Insects destroy a very large fraction of the global agricultural output – nearly 40 percent. The spotted wing Drosophila (Drosophila suzukii), for example, feeds on ripening fruits. A nuisance especially in Northern California and Europe, it lays its eggs inside ripe berries, and, when its larvae emerge there, the fruit is destroyed. As a result, each year D. suzukii causes hundreds of millions of dollars’ worth of agricultural damage worldwide.
Scientists at the University of California, Riverside have now identified a safe repellent that protects fruits from D. suzukii: Butyl anthranilate (BA), a pleasant-smelling chemical compound produced naturally in fruits in small amounts. In their lab experiments, the scientists found BA warded off D. suzukii from blueberries coated with it. The finding, when extrapolated to other agricultural pests, could provide a strategy for controlling them and increasing the productivity of crops and fruit.

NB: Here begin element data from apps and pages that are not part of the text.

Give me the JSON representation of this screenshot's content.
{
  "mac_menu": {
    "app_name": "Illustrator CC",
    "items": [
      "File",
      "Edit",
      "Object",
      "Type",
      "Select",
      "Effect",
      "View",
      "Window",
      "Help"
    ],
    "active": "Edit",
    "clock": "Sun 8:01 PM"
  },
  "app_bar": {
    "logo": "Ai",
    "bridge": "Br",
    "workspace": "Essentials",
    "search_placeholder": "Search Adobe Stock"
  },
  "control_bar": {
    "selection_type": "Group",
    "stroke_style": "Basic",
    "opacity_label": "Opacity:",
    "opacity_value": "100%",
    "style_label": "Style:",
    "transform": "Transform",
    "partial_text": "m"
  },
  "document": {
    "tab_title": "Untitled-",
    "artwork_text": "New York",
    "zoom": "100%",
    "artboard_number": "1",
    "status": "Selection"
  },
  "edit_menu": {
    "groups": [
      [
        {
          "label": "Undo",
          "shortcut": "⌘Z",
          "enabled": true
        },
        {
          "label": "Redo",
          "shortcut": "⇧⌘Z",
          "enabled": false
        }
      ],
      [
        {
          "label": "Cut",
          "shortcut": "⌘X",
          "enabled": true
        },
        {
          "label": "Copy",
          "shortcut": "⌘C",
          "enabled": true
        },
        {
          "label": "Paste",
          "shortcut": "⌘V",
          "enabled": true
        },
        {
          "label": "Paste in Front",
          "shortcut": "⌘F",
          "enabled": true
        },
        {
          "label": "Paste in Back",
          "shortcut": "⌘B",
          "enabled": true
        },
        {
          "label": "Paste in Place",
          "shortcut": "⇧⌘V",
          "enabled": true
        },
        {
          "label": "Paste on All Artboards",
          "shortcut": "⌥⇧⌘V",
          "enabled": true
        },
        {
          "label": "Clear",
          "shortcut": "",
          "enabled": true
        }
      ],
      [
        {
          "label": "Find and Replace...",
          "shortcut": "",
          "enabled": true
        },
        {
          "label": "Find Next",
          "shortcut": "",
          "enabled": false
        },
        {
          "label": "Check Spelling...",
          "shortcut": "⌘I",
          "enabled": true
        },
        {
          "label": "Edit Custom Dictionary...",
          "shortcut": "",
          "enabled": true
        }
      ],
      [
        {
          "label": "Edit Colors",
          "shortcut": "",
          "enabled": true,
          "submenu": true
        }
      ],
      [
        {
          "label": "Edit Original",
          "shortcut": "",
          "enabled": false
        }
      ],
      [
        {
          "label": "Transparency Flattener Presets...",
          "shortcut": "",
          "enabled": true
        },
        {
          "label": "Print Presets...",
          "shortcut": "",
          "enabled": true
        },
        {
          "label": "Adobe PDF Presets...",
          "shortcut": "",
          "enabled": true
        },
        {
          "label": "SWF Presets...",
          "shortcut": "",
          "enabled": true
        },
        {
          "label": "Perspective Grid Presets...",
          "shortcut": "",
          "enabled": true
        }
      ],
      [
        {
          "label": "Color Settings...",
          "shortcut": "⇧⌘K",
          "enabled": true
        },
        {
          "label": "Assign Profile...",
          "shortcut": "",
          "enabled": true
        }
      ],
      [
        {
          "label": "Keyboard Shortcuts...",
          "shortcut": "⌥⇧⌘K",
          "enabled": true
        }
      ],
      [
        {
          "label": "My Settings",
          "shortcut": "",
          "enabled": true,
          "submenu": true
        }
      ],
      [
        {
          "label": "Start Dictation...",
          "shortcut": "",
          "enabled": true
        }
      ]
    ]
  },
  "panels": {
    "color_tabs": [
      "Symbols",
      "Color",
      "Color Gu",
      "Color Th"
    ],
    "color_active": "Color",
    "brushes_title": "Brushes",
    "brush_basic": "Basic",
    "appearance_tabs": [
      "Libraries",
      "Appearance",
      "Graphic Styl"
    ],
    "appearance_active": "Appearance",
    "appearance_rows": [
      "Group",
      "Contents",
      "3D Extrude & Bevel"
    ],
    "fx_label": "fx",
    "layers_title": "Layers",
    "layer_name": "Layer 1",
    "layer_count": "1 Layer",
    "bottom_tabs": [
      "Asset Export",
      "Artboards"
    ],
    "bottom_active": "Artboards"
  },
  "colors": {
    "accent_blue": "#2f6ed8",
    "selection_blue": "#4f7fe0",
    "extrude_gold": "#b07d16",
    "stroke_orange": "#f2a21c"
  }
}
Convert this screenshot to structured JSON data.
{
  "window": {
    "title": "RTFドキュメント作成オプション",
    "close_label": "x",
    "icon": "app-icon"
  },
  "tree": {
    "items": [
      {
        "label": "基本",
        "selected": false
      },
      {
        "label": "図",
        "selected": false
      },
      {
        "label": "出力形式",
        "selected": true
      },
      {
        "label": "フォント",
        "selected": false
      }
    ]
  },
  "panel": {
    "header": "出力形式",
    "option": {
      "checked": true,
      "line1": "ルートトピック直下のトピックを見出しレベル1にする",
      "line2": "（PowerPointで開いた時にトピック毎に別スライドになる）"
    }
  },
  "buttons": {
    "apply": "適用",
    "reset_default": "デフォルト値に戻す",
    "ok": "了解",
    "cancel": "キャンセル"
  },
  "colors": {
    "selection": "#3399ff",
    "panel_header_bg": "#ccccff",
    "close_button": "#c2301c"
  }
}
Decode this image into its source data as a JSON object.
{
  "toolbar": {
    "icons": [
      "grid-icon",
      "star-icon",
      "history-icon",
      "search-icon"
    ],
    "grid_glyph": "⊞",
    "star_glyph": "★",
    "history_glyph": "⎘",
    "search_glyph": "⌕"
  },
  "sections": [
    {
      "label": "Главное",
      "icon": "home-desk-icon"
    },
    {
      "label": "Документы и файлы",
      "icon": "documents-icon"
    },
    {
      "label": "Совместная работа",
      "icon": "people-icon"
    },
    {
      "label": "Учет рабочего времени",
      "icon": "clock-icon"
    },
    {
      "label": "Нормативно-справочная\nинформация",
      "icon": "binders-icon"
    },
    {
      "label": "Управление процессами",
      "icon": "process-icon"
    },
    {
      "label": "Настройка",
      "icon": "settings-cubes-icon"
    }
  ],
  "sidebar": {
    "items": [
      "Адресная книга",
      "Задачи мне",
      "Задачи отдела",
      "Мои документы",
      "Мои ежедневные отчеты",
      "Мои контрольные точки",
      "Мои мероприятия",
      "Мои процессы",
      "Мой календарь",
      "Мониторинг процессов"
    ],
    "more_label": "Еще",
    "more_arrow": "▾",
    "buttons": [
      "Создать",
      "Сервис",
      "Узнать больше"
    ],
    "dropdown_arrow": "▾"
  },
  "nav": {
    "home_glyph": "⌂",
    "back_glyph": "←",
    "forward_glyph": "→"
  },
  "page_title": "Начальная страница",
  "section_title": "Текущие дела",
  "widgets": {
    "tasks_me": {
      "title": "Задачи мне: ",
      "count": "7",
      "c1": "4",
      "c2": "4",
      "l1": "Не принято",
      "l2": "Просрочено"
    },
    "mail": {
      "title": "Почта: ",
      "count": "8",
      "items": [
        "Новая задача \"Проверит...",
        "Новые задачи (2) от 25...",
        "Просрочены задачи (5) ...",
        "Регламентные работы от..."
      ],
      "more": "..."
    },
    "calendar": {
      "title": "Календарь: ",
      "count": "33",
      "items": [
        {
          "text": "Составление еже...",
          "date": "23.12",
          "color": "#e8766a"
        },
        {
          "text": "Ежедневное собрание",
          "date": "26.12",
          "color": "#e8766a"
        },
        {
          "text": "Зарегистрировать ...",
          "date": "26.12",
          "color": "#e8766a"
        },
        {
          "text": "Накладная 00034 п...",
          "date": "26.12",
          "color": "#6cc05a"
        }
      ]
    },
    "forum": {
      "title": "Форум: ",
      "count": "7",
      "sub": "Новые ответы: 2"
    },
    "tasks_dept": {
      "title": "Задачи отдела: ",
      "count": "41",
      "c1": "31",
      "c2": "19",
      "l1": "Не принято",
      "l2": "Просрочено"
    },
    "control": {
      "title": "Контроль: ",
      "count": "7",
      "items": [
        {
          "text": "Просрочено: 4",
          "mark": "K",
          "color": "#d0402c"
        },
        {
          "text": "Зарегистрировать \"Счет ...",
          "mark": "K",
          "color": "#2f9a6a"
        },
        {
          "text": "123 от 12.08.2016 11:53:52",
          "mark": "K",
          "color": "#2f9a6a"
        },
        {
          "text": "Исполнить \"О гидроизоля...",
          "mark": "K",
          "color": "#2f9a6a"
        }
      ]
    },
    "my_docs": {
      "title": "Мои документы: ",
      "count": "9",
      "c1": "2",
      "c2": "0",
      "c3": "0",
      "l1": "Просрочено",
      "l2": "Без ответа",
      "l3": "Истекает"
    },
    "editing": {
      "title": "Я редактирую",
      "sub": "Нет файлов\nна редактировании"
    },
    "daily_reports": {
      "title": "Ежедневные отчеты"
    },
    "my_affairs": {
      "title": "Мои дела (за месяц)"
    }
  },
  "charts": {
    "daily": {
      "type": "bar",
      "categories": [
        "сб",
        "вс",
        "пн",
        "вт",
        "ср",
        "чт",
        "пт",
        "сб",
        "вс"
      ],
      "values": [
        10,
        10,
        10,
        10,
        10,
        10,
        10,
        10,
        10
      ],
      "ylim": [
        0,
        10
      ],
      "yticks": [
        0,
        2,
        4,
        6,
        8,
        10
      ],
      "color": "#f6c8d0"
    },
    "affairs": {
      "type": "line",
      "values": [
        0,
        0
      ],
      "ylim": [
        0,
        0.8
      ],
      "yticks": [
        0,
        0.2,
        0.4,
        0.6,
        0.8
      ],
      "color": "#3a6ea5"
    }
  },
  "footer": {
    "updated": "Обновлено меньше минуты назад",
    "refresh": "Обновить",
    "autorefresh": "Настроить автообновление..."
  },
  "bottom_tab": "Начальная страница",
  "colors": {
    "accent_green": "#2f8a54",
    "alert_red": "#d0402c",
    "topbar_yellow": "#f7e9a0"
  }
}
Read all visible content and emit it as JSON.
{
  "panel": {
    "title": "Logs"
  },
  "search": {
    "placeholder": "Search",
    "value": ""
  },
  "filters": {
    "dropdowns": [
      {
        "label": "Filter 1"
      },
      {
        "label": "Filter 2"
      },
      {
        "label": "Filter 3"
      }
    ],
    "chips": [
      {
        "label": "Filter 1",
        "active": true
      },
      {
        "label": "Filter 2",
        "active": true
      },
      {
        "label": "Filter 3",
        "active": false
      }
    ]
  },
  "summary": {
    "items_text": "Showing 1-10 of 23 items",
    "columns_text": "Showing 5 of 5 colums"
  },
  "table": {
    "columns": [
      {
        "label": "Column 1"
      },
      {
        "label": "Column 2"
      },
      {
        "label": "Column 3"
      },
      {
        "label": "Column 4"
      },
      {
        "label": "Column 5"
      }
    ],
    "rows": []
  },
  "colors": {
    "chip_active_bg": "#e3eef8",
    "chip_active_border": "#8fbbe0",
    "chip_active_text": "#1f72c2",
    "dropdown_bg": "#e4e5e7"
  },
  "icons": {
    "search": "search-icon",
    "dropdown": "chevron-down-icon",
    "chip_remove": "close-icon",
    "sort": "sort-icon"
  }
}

BA smells like grapes and is commonly used as a flavor and fragrance component. It belongs to a category called generally recognized as safe (GRAS) and is approved for human consumption as a food additive.
Study results appear in Scientific Reports, an online and open-access Nature publication.